Clubbed Thumb’s production of Angela Hanks’s Bodies They Ritual begins to work its magic on the audience even before the lights dim.
Technically, this sentiment applies to all shows, courtesy of any preshow sights and sounds. BUT, Bodies They Ritual takes it a step further.
Or, should I say, a sense further.
As soon as the audience walks in the theater, even the mask-clad can smell the bushels of lavender dangling over the stage. Before actually learning the play unfolds at a spa retreat, this relaxingly minty-fresh scent immediately conveys the setting.
Correction: it doesn’t merely convey. Because smell is the most evocative sense of the five, the aroma transports us to a spa, and all the stimulative associations that come with it. We should enter a calm, meditative, even therapeutic state, one the characters are about to strive to feel, and the play chronicles the obstacles, hurdles, and facilitators on their journeys to refresh the self.
Which got me thinking: why the heck does theater so rarely utilize the power of smell?!
Live art would be wise to deploy every means of expression in the arsenal to engage and activate the audience’s senses, immersing us in every facet of the constructed worlds. A micro example, now at The Pit: the baby-oil lathering in the final moments of The Rise and Fall of Jean Claude Van Damme.
An example of its lack: Epiphany, now at Lincoln Center. As the audience plops in their seats to gaze at the antique mansion on display — an all-important locale for the story — onlookers can observe the crackling fire at the center of the living room. This visual immediately establishes the scene…but imagine if audiences were enveloped in the musk of those faint embers, too?? Our olfactory glands are a direct source of memory recall, and anyone who’s ever spent time in such a casa will remember how much the smoldering logs of a wood-burning hearth contributes to the overall musty vibe.
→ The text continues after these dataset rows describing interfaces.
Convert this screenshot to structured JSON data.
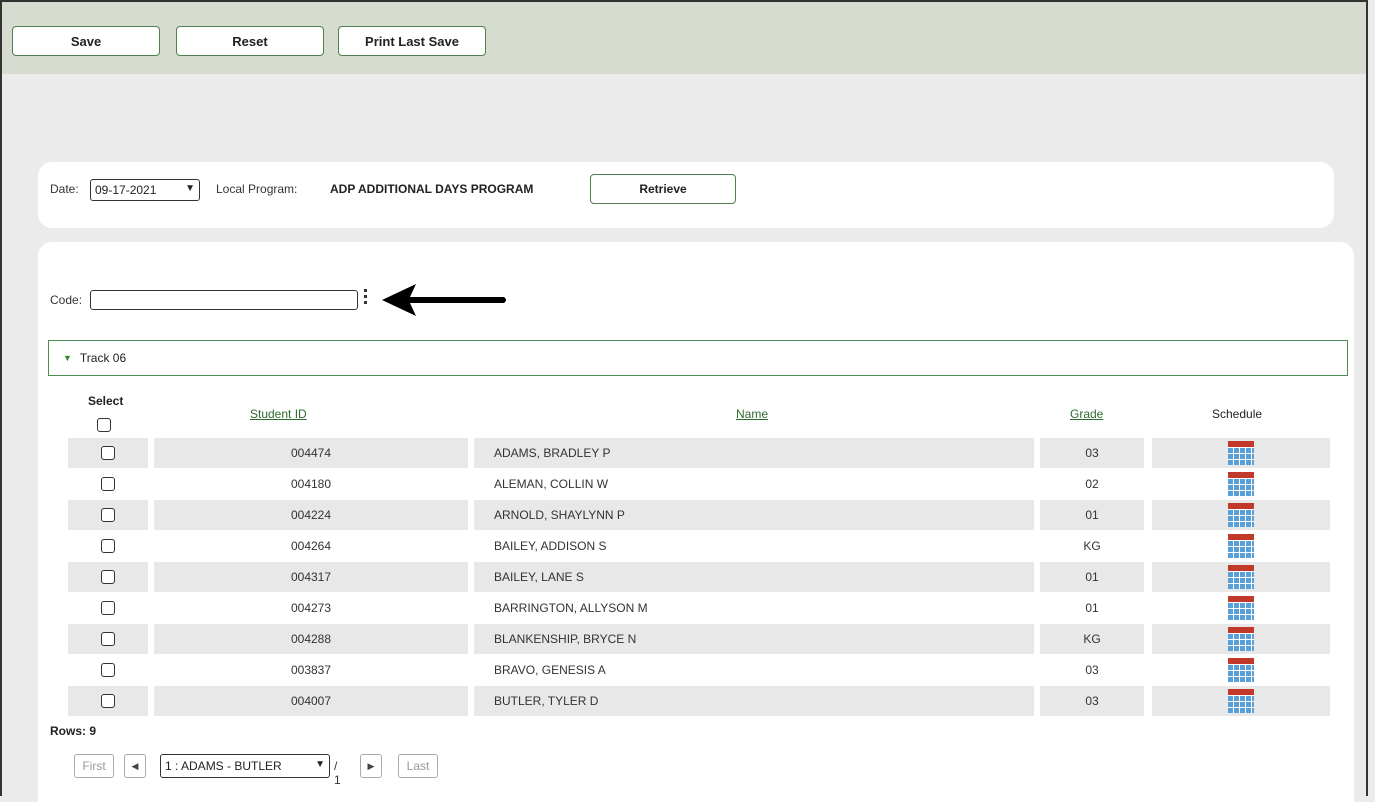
{
  "toolbar": {
    "save_label": "Save",
    "reset_label": "Reset",
    "print_label": "Print Last Save"
  },
  "filters": {
    "date_label": "Date:",
    "date_value": "09-17-2021",
    "local_program_label": "Local Program:",
    "local_program_value": "ADP ADDITIONAL DAYS PROGRAM",
    "retrieve_label": "Retrieve"
  },
  "code": {
    "label": "Code:",
    "value": ""
  },
  "track": {
    "label": "Track 06"
  },
  "table": {
    "headers": {
      "select": "Select",
      "student_id": "Student ID",
      "name": "Name",
      "grade": "Grade",
      "schedule": "Schedule"
    },
    "rows": [
      {
        "student_id": "004474",
        "name": "ADAMS, BRADLEY P",
        "grade": "03"
      },
      {
        "student_id": "004180",
        "name": "ALEMAN, COLLIN W",
        "grade": "02"
      },
      {
        "student_id": "004224",
        "name": "ARNOLD, SHAYLYNN P",
        "grade": "01"
      },
      {
        "student_id": "004264",
        "name": "BAILEY, ADDISON S",
        "grade": "KG"
      },
      {
        "student_id": "004317",
        "name": "BAILEY, LANE S",
        "grade": "01"
      },
      {
        "student_id": "004273",
        "name": "BARRINGTON, ALLYSON M",
        "grade": "01"
      },
      {
        "student_id": "004288",
        "name": "BLANKENSHIP, BRYCE N",
        "grade": "KG"
      },
      {
        "student_id": "003837",
        "name": "BRAVO, GENESIS A",
        "grade": "03"
      },
      {
        "student_id": "004007",
        "name": "BUTLER, TYLER D",
        "grade": "03"
      }
    ],
    "rows_label": "Rows: 9"
  },
  "pager": {
    "first_label": "First",
    "prev_label": "◀",
    "page_select": "1 : ADAMS - BUTLER",
    "total": "/ 1",
    "next_label": "▶",
    "last_label": "Last"
  },
  "icons": {
    "schedule": "calendar-icon",
    "more": "kebab-menu-icon",
    "annotation": "left-arrow-icon"
  },
  "colors": {
    "toolbar_bg": "#d7dcd0",
    "accent_green": "#4f7f4f",
    "link_green": "#2f6b2f"
  }
}
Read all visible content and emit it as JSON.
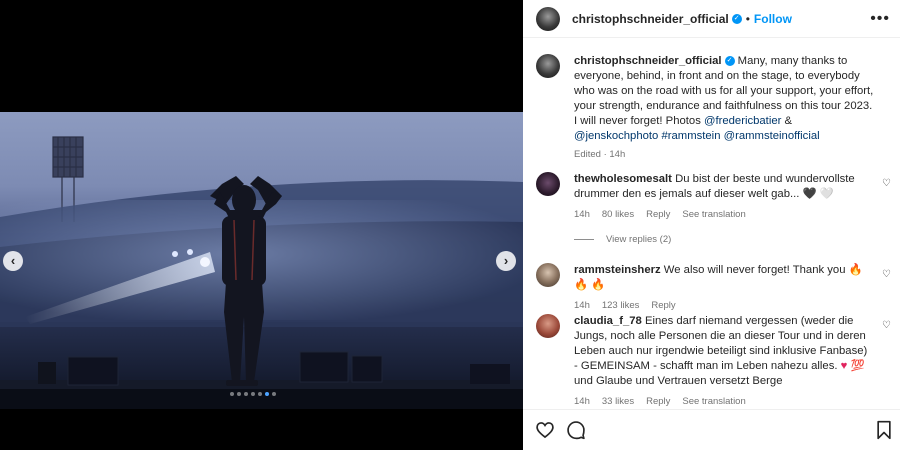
{
  "carousel": {
    "prev_icon": "chevron-left-icon",
    "next_icon": "chevron-right-icon",
    "slide_count": 7,
    "active_slide": 6
  },
  "header": {
    "username": "christophschneider_official",
    "verified": true,
    "separator": "•",
    "follow_label": "Follow",
    "more_icon": "more-horizontal-icon"
  },
  "caption": {
    "username": "christophschneider_official",
    "text": "Many, many thanks to everyone, behind, in front and on the stage, to everybody who was on the road with us for all your support, your effort, your strength, endurance and faithfulness on this tour 2023. I will never forget! Photos",
    "mention1": "@fredericbatier",
    "amp": "&",
    "mention2": "@jenskochphoto",
    "hashtag": "#rammstein",
    "mention3": "@rammsteinofficial",
    "meta": "Edited · 14h"
  },
  "comments": [
    {
      "username": "thewholesomesalt",
      "text": "Du bist der beste und wundervollste drummer den es jemals auf dieser welt gab...",
      "emoji": "🖤 🤍",
      "time": "14h",
      "likes": "80 likes",
      "reply": "Reply",
      "translate": "See translation"
    },
    {
      "username": "rammsteinsherz",
      "text": "We also will never forget! Thank you",
      "emoji": "🔥 🔥 🔥",
      "time": "14h",
      "likes": "123 likes",
      "reply": "Reply"
    },
    {
      "username": "claudia_f_78",
      "text": "Eines darf niemand vergessen (weder die Jungs, noch alle Personen die an dieser Tour und in deren Leben auch nur irgendwie beteiligt sind inklusive Fanbase) - GEMEINSAM - schafft man im Leben nahezu alles.",
      "emoji": "♥ 💯",
      "text2": "und Glaube und Vertrauen versetzt Berge",
      "time": "14h",
      "likes": "33 likes",
      "reply": "Reply",
      "translate": "See translation"
    }
  ],
  "view_replies": "View replies (2)",
  "icons": {
    "like": "heart-icon",
    "comment": "comment-icon",
    "save": "bookmark-icon"
  },
  "colors": {
    "accent": "#0095f6",
    "link": "#00376b",
    "muted": "#737373"
  }
}
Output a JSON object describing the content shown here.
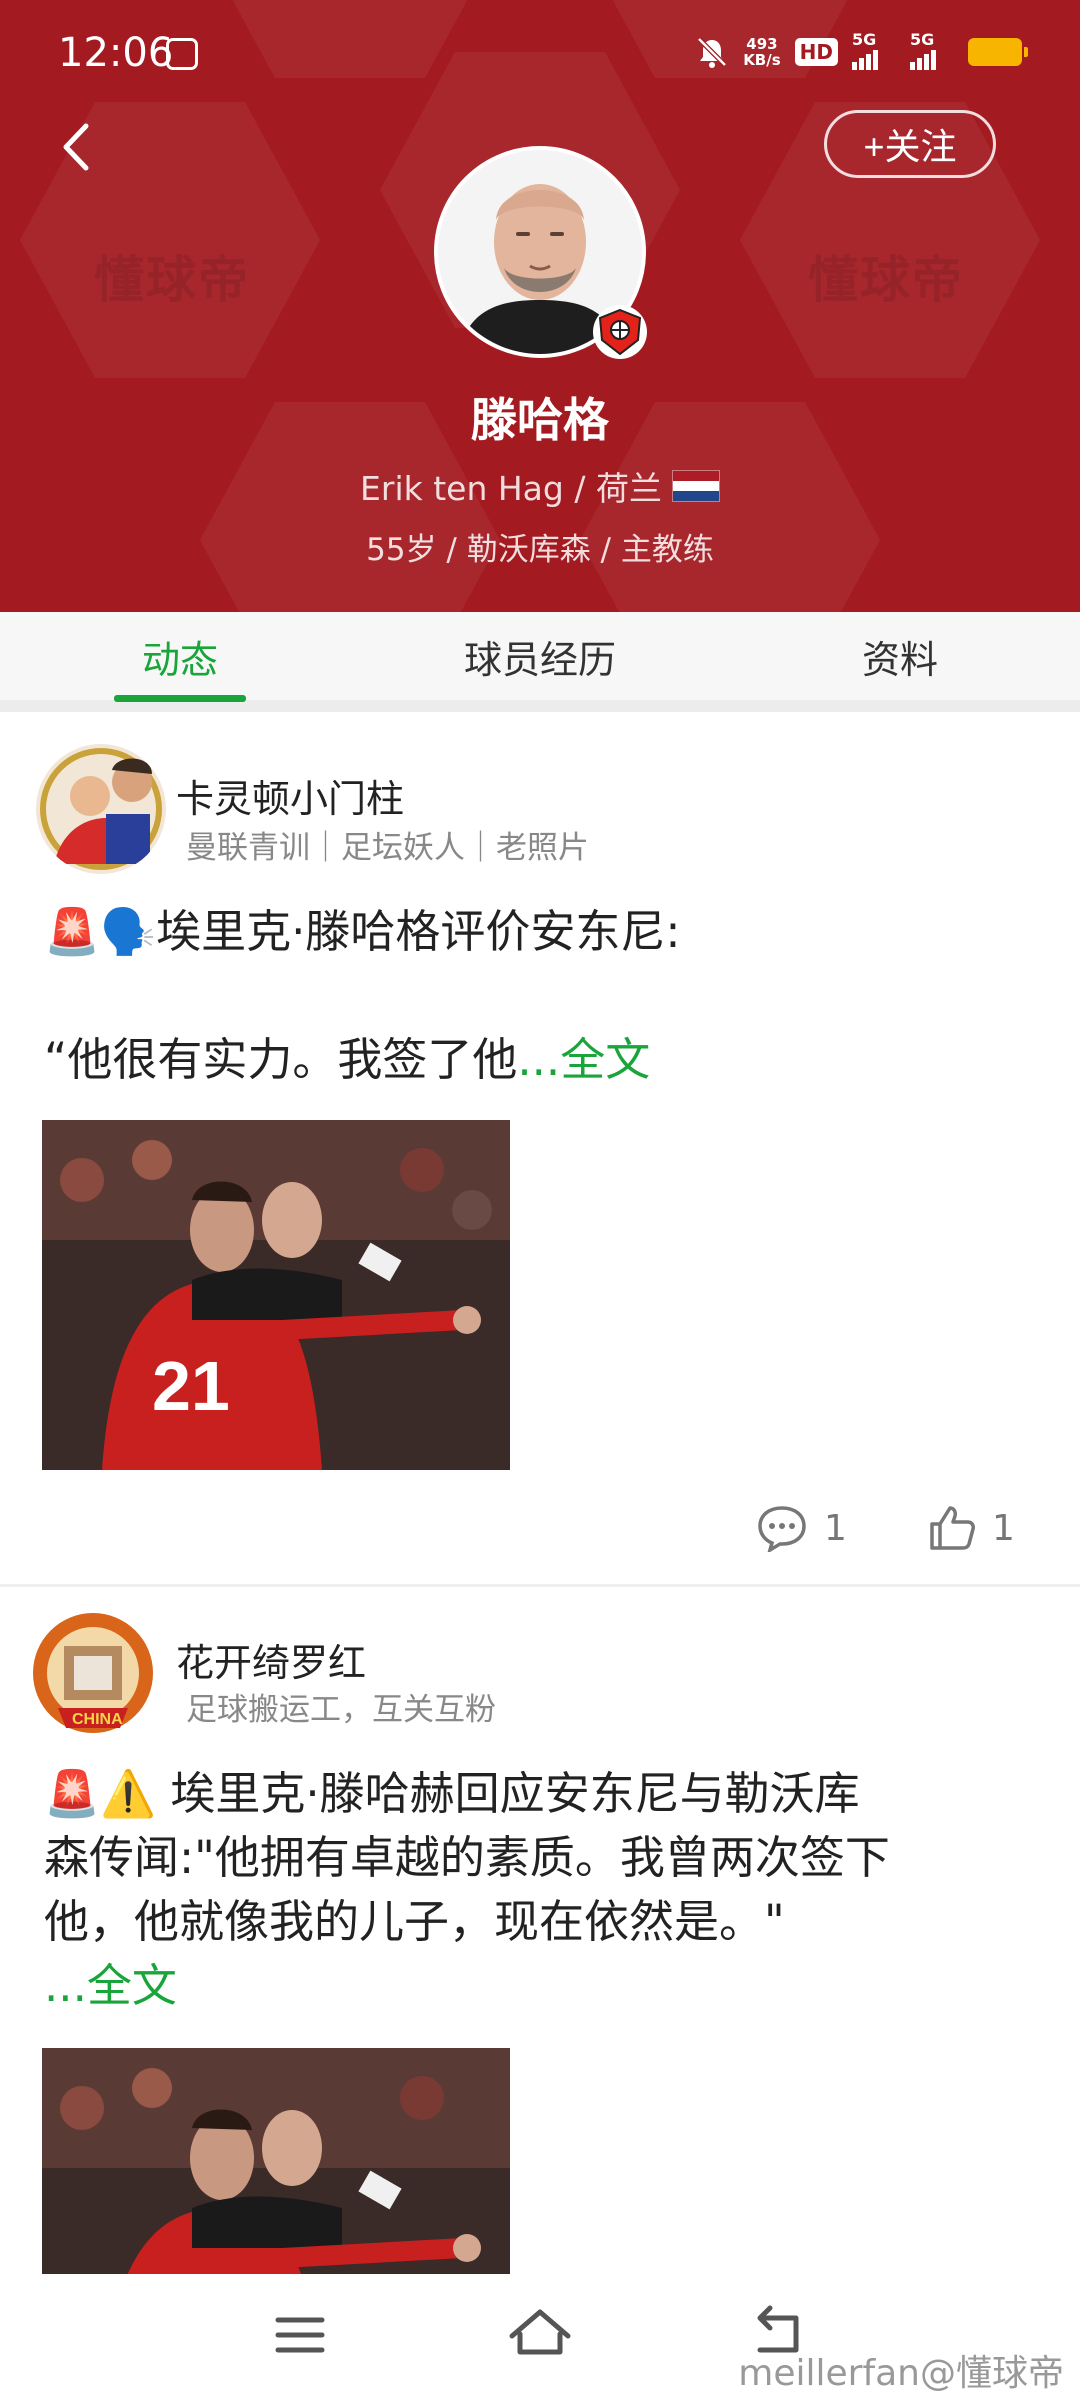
{
  "status_bar": {
    "time": "12:06",
    "net_speed_value": "493",
    "net_speed_unit": "KB/s",
    "hd_label": "HD",
    "signal1_label": "5G",
    "signal2_label": "5G"
  },
  "header": {
    "follow_label": "+关注",
    "watermark_text": "懂球帝",
    "coach_name": "滕哈格",
    "coach_en_name": "Erik ten Hag / 荷兰",
    "coach_meta": "55岁 / 勒沃库森 / 主教练"
  },
  "tabs": [
    {
      "label": "动态",
      "active": true
    },
    {
      "label": "球员经历",
      "active": false
    },
    {
      "label": "资料",
      "active": false
    }
  ],
  "posts": [
    {
      "author": "卡灵顿小门柱",
      "tags": "曼联青训｜足坛妖人｜老照片",
      "emoji": "🚨🗣️",
      "text_line1": "埃里克·滕哈格评价安东尼:",
      "text_line2": "“他很有实力。我签了他",
      "more_label": "...全文",
      "comments": "1",
      "likes": "1"
    },
    {
      "author": "花开绮罗红",
      "tags": "足球搬运工，互关互粉",
      "emoji": "🚨⚠️",
      "text_line1": " 埃里克·滕哈赫回应安东尼与勒沃库",
      "text_line2": "森传闻:\"他拥有卓越的素质。我曾两次签下",
      "text_line3": "他，他就像我的儿子，现在依然是。\"",
      "more_label": "...全文"
    }
  ],
  "footer": {
    "watermark": "meillerfan@懂球帝"
  },
  "colors": {
    "header_bg": "#a31a20",
    "accent_green": "#1aa53a",
    "battery": "#f7b500"
  },
  "icons": [
    "back-arrow-icon",
    "mute-icon",
    "comment-icon",
    "thumbs-up-icon",
    "menu-icon",
    "home-icon",
    "back-nav-icon"
  ]
}
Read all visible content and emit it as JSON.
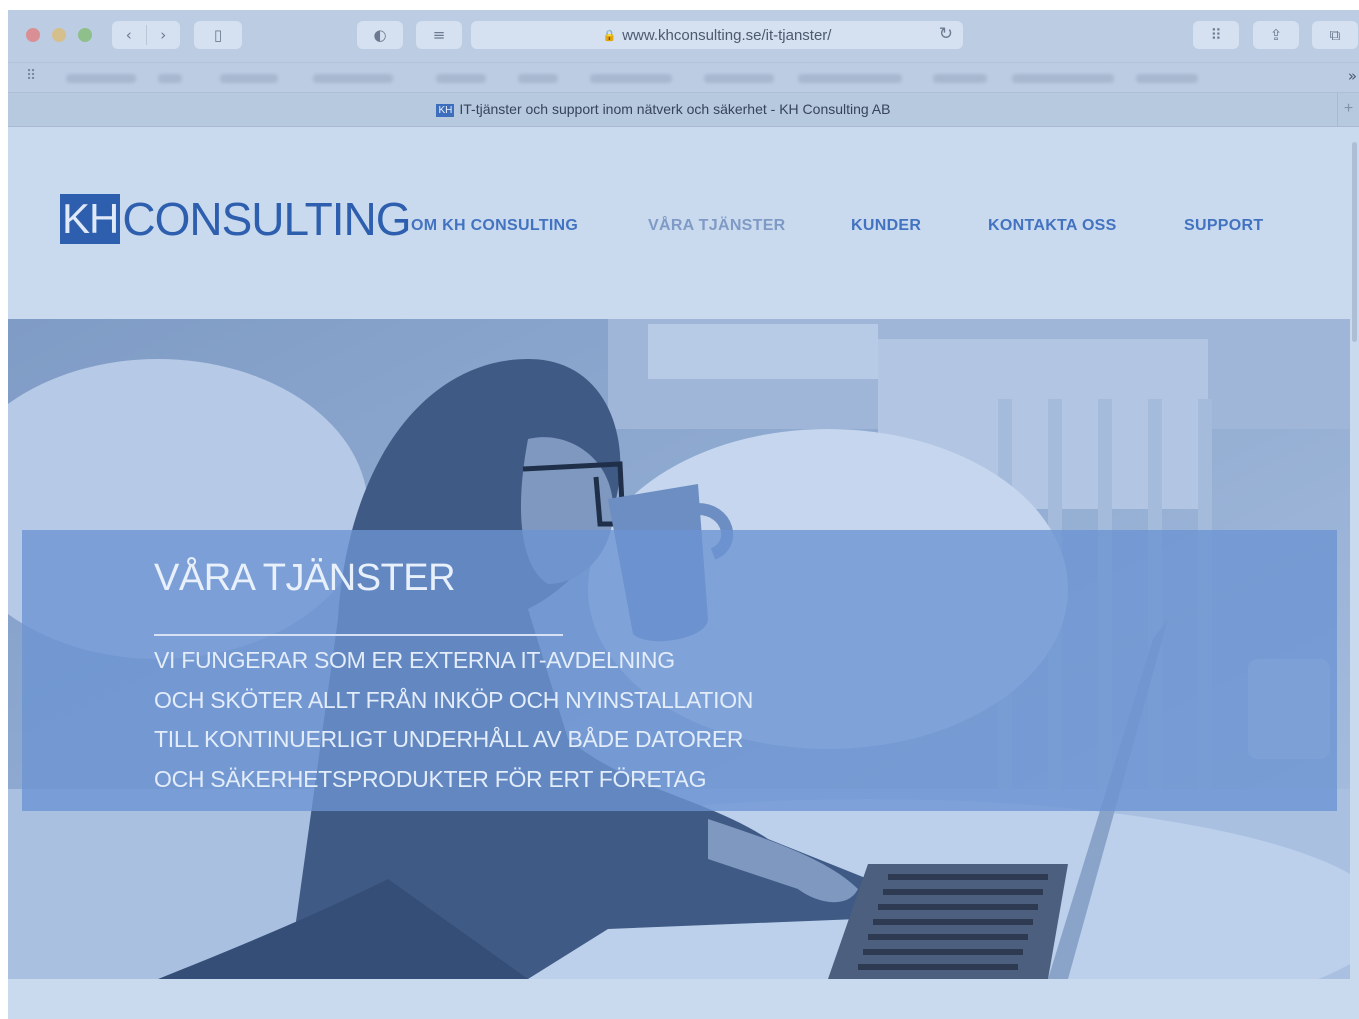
{
  "browser": {
    "url": "www.khconsulting.se/it-tjanster/",
    "tab_title": "IT-tjänster och support inom nätverk och säkerhet - KH Consulting AB",
    "favicon_text": "KH",
    "icons": {
      "back": "‹",
      "forward": "›",
      "sidebar": "▯",
      "shield": "◐",
      "reader": "≡",
      "lock": "🔒",
      "reload": "↻",
      "grid": "⠿",
      "share": "⇪",
      "tabs": "⧉",
      "bookmarks_grid": "⠿",
      "more": "»",
      "new_tab": "+"
    }
  },
  "site": {
    "logo": {
      "box_text": "KH",
      "text": "CONSULTING"
    },
    "nav": [
      {
        "label": "OM KH CONSULTING"
      },
      {
        "label": "VÅRA TJÄNSTER"
      },
      {
        "label": "KUNDER"
      },
      {
        "label": "KONTAKTA OSS"
      },
      {
        "label": "SUPPORT"
      }
    ],
    "hero": {
      "title": "VÅRA TJÄNSTER",
      "lines": [
        "VI FUNGERAR SOM ER EXTERNA IT-AVDELNING",
        "OCH SKÖTER ALLT FRÅN INKÖP OCH NYINSTALLATION",
        "TILL KONTINUERLIGT UNDERHÅLL AV BÅDE DATORER",
        "OCH SÄKERHETSPRODUKTER FÖR ERT FÖRETAG"
      ]
    }
  },
  "colors": {
    "brand": "#2e5fae",
    "nav": "#4373c0",
    "nav_active": "#7f9ac4",
    "overlay": "#6c94d2"
  }
}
Then again, perhaps this sense-deprivation is by design? One of Epiphany’s major themes is the lingering yet inaccessible impact of the past, and its illusory influence on the present. As such, an “artificial” fire, sans smell, might read as thematically apter than a fuller-realized version, a deliberate blockade that inspires a grappling with the play’s treatment of fact and fiction.
Even if we give Epiphany this thematic pass, such a defense can’t be mounted for most productions, many of which would benefit from wielding this largely missing sense at their disposal.
A theatrical motto to live by: do as Clubbed Thumb does.
Or, as David Cromer does! His landmark revival of Thornton Wilder’s Our Town — a memory play! — used the smell of cooking a morning breakfast to emphasize what the characters so dearly miss about their childhood. What defines adolescent nostalgia more than that smell? Why describe in words what cannot be vividly expressed as potently (pungently?) as the real thing?
That was almost 15 years ago, and I still remember the wafting from the Barrow Street stage. Since then, there have been scant other examples.
P.S. Both Bodies They Ritual and Fat Ham constitute masterclasses in fog machines.
P.P.S. Epiphany: guilty as charged!